- _INFORMATION SHOWN_:
* * *

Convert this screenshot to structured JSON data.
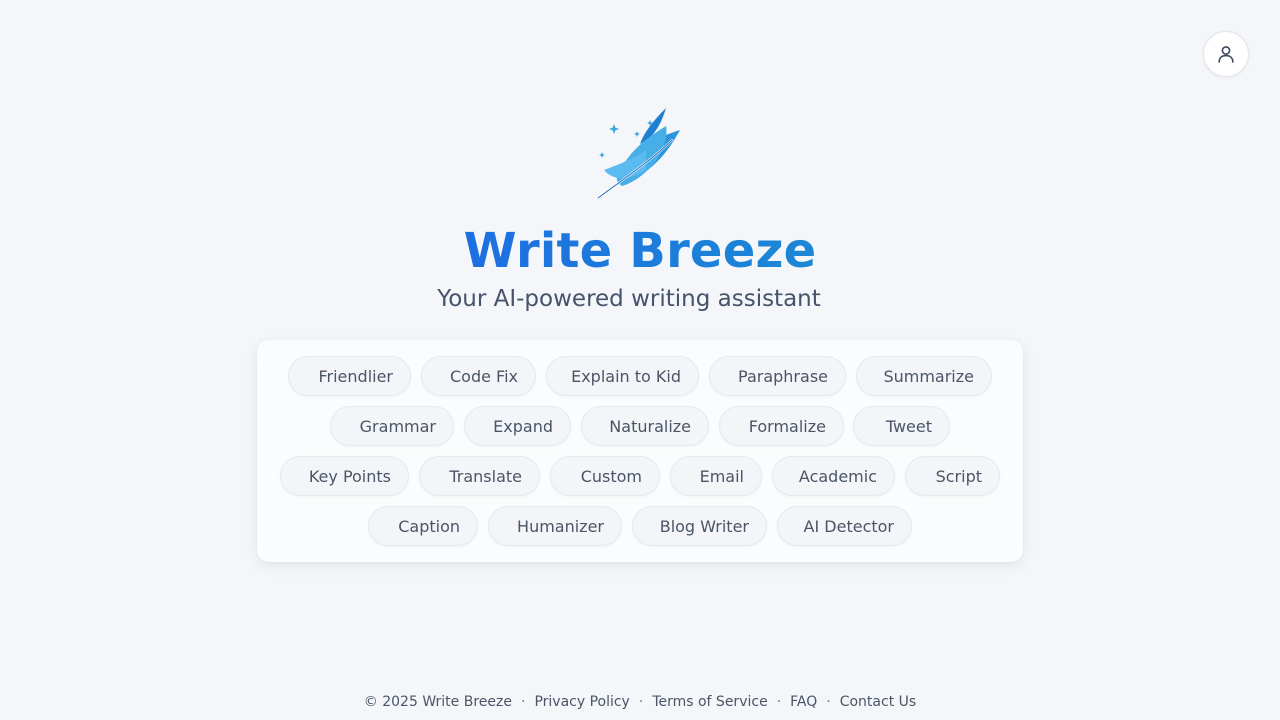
{
  "brand": {
    "title": "Write Breeze",
    "subtitle": "Your AI-powered writing assistant",
    "logo_icon": "feather-icon",
    "accent_color": "#1e6fe0"
  },
  "header": {
    "profile_icon": "user-icon"
  },
  "tools": [
    "Friendlier",
    "Code Fix",
    "Explain to Kid",
    "Paraphrase",
    "Summarize",
    "Grammar",
    "Expand",
    "Naturalize",
    "Formalize",
    "Tweet",
    "Key Points",
    "Translate",
    "Custom",
    "Email",
    "Academic",
    "Script",
    "Caption",
    "Humanizer",
    "Blog Writer",
    "AI Detector"
  ],
  "footer": {
    "copyright": "© 2025 Write Breeze",
    "links": [
      "Privacy Policy",
      "Terms of Service",
      "FAQ",
      "Contact Us"
    ]
  }
}
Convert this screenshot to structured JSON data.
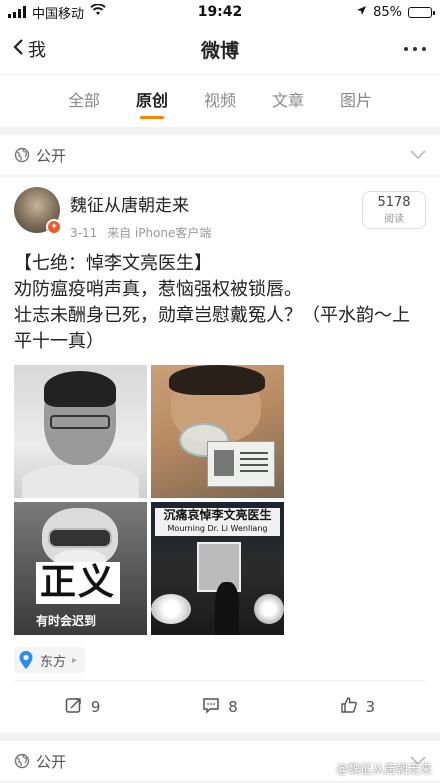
{
  "status_bar": {
    "carrier": "中国移动",
    "time": "19:42",
    "battery_percent": "85%",
    "battery_level": 0.85
  },
  "nav": {
    "back_label": "我",
    "title": "微博"
  },
  "tabs": [
    {
      "label": "全部",
      "active": false
    },
    {
      "label": "原创",
      "active": true
    },
    {
      "label": "视频",
      "active": false
    },
    {
      "label": "文章",
      "active": false
    },
    {
      "label": "图片",
      "active": false
    }
  ],
  "visibility_label": "公开",
  "post": {
    "username": "魏征从唐朝走来",
    "date": "3-11",
    "source_prefix": "来自",
    "source": "iPhone客户端",
    "read_count": "5178",
    "read_label": "阅读",
    "text_lines": [
      "【七绝：悼李文亮医生】",
      "劝防瘟疫哨声真，惹恼强权被锁唇。",
      "壮志未酬身已死，勋章岂慰戴冤人？（平水韵～上平十一真）"
    ],
    "photo3_big_text": "正义",
    "photo3_small_text": "有时会迟到",
    "photo4_banner_line1": "沉痛哀悼李文亮医生",
    "photo4_banner_line2": "Mourning Dr. Li Wenliang",
    "location": "东方",
    "actions": {
      "repost_count": "9",
      "comment_count": "8",
      "like_count": "3"
    }
  },
  "next_visibility_label": "公开",
  "watermark": "@魏征从唐朝走来",
  "colors": {
    "accent": "#ff8200",
    "verified_badge": "#f05a28",
    "location_pin": "#2f8cf0"
  }
}
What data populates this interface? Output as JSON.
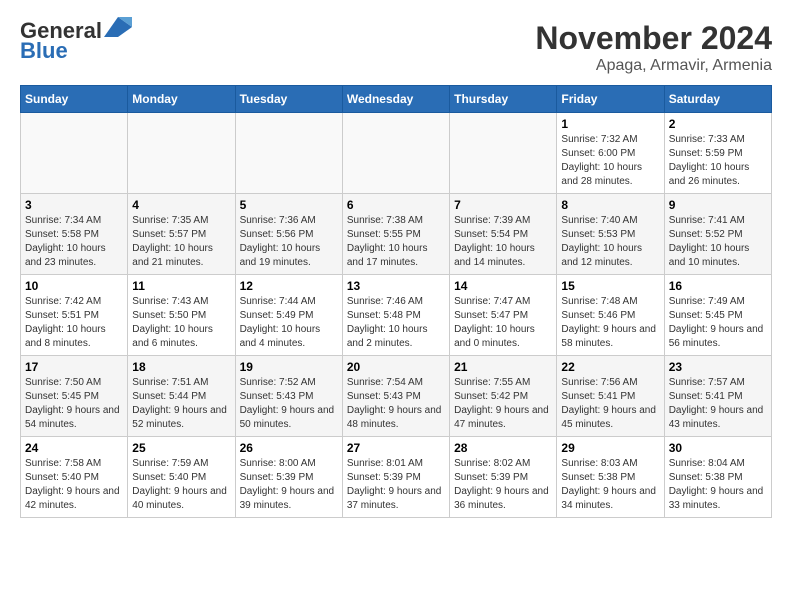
{
  "header": {
    "logo_line1": "General",
    "logo_line2": "Blue",
    "title": "November 2024",
    "subtitle": "Apaga, Armavir, Armenia"
  },
  "calendar": {
    "days_of_week": [
      "Sunday",
      "Monday",
      "Tuesday",
      "Wednesday",
      "Thursday",
      "Friday",
      "Saturday"
    ],
    "weeks": [
      [
        {
          "day": "",
          "info": ""
        },
        {
          "day": "",
          "info": ""
        },
        {
          "day": "",
          "info": ""
        },
        {
          "day": "",
          "info": ""
        },
        {
          "day": "",
          "info": ""
        },
        {
          "day": "1",
          "info": "Sunrise: 7:32 AM\nSunset: 6:00 PM\nDaylight: 10 hours and 28 minutes."
        },
        {
          "day": "2",
          "info": "Sunrise: 7:33 AM\nSunset: 5:59 PM\nDaylight: 10 hours and 26 minutes."
        }
      ],
      [
        {
          "day": "3",
          "info": "Sunrise: 7:34 AM\nSunset: 5:58 PM\nDaylight: 10 hours and 23 minutes."
        },
        {
          "day": "4",
          "info": "Sunrise: 7:35 AM\nSunset: 5:57 PM\nDaylight: 10 hours and 21 minutes."
        },
        {
          "day": "5",
          "info": "Sunrise: 7:36 AM\nSunset: 5:56 PM\nDaylight: 10 hours and 19 minutes."
        },
        {
          "day": "6",
          "info": "Sunrise: 7:38 AM\nSunset: 5:55 PM\nDaylight: 10 hours and 17 minutes."
        },
        {
          "day": "7",
          "info": "Sunrise: 7:39 AM\nSunset: 5:54 PM\nDaylight: 10 hours and 14 minutes."
        },
        {
          "day": "8",
          "info": "Sunrise: 7:40 AM\nSunset: 5:53 PM\nDaylight: 10 hours and 12 minutes."
        },
        {
          "day": "9",
          "info": "Sunrise: 7:41 AM\nSunset: 5:52 PM\nDaylight: 10 hours and 10 minutes."
        }
      ],
      [
        {
          "day": "10",
          "info": "Sunrise: 7:42 AM\nSunset: 5:51 PM\nDaylight: 10 hours and 8 minutes."
        },
        {
          "day": "11",
          "info": "Sunrise: 7:43 AM\nSunset: 5:50 PM\nDaylight: 10 hours and 6 minutes."
        },
        {
          "day": "12",
          "info": "Sunrise: 7:44 AM\nSunset: 5:49 PM\nDaylight: 10 hours and 4 minutes."
        },
        {
          "day": "13",
          "info": "Sunrise: 7:46 AM\nSunset: 5:48 PM\nDaylight: 10 hours and 2 minutes."
        },
        {
          "day": "14",
          "info": "Sunrise: 7:47 AM\nSunset: 5:47 PM\nDaylight: 10 hours and 0 minutes."
        },
        {
          "day": "15",
          "info": "Sunrise: 7:48 AM\nSunset: 5:46 PM\nDaylight: 9 hours and 58 minutes."
        },
        {
          "day": "16",
          "info": "Sunrise: 7:49 AM\nSunset: 5:45 PM\nDaylight: 9 hours and 56 minutes."
        }
      ],
      [
        {
          "day": "17",
          "info": "Sunrise: 7:50 AM\nSunset: 5:45 PM\nDaylight: 9 hours and 54 minutes."
        },
        {
          "day": "18",
          "info": "Sunrise: 7:51 AM\nSunset: 5:44 PM\nDaylight: 9 hours and 52 minutes."
        },
        {
          "day": "19",
          "info": "Sunrise: 7:52 AM\nSunset: 5:43 PM\nDaylight: 9 hours and 50 minutes."
        },
        {
          "day": "20",
          "info": "Sunrise: 7:54 AM\nSunset: 5:43 PM\nDaylight: 9 hours and 48 minutes."
        },
        {
          "day": "21",
          "info": "Sunrise: 7:55 AM\nSunset: 5:42 PM\nDaylight: 9 hours and 47 minutes."
        },
        {
          "day": "22",
          "info": "Sunrise: 7:56 AM\nSunset: 5:41 PM\nDaylight: 9 hours and 45 minutes."
        },
        {
          "day": "23",
          "info": "Sunrise: 7:57 AM\nSunset: 5:41 PM\nDaylight: 9 hours and 43 minutes."
        }
      ],
      [
        {
          "day": "24",
          "info": "Sunrise: 7:58 AM\nSunset: 5:40 PM\nDaylight: 9 hours and 42 minutes."
        },
        {
          "day": "25",
          "info": "Sunrise: 7:59 AM\nSunset: 5:40 PM\nDaylight: 9 hours and 40 minutes."
        },
        {
          "day": "26",
          "info": "Sunrise: 8:00 AM\nSunset: 5:39 PM\nDaylight: 9 hours and 39 minutes."
        },
        {
          "day": "27",
          "info": "Sunrise: 8:01 AM\nSunset: 5:39 PM\nDaylight: 9 hours and 37 minutes."
        },
        {
          "day": "28",
          "info": "Sunrise: 8:02 AM\nSunset: 5:39 PM\nDaylight: 9 hours and 36 minutes."
        },
        {
          "day": "29",
          "info": "Sunrise: 8:03 AM\nSunset: 5:38 PM\nDaylight: 9 hours and 34 minutes."
        },
        {
          "day": "30",
          "info": "Sunrise: 8:04 AM\nSunset: 5:38 PM\nDaylight: 9 hours and 33 minutes."
        }
      ]
    ]
  }
}
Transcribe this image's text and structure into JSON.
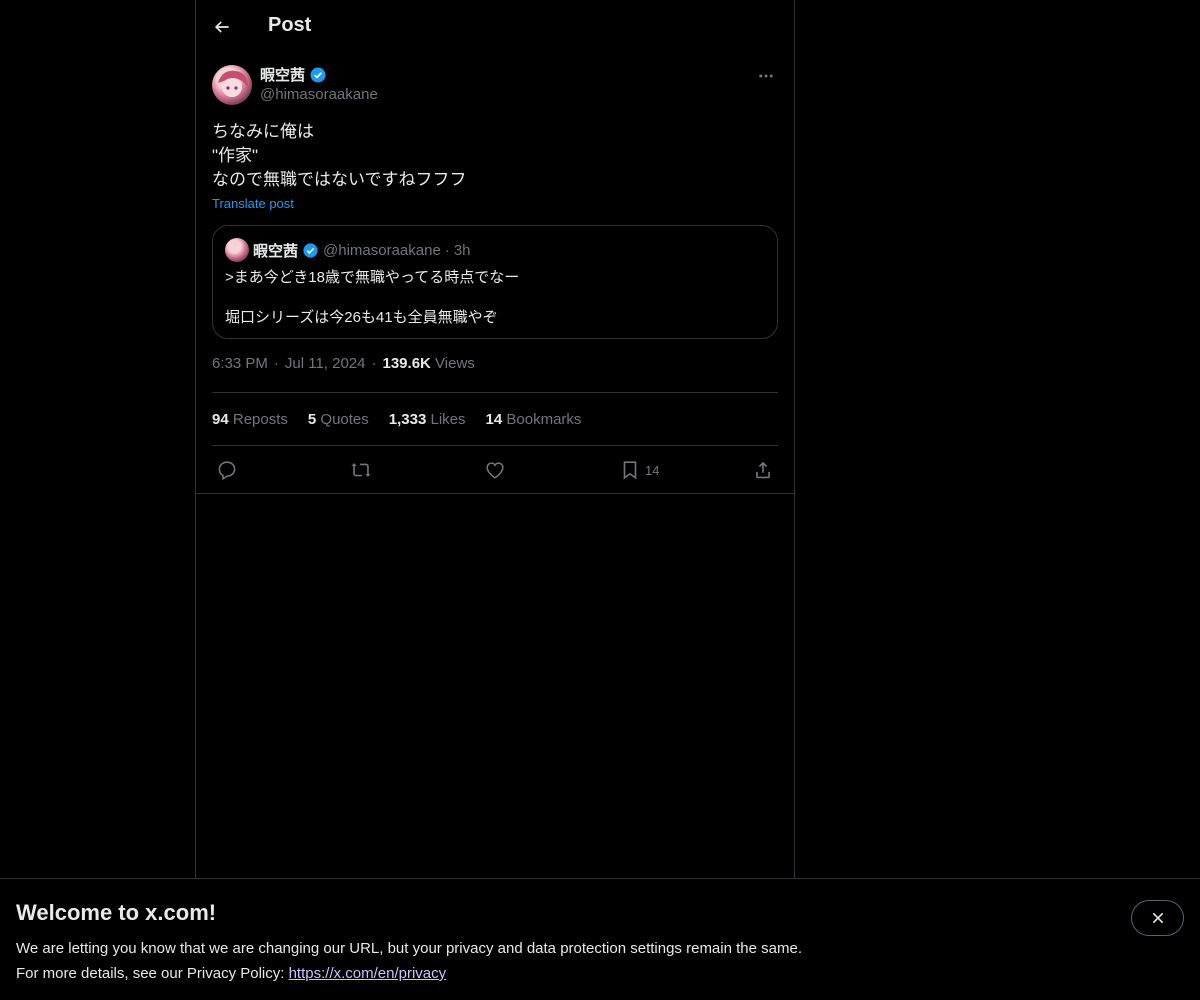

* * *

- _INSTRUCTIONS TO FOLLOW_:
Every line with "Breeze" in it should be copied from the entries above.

- _OUTPUT OF THE TASK_:
    "title": "Write Breeze",
    "copyright": "© 2025 Write Breeze",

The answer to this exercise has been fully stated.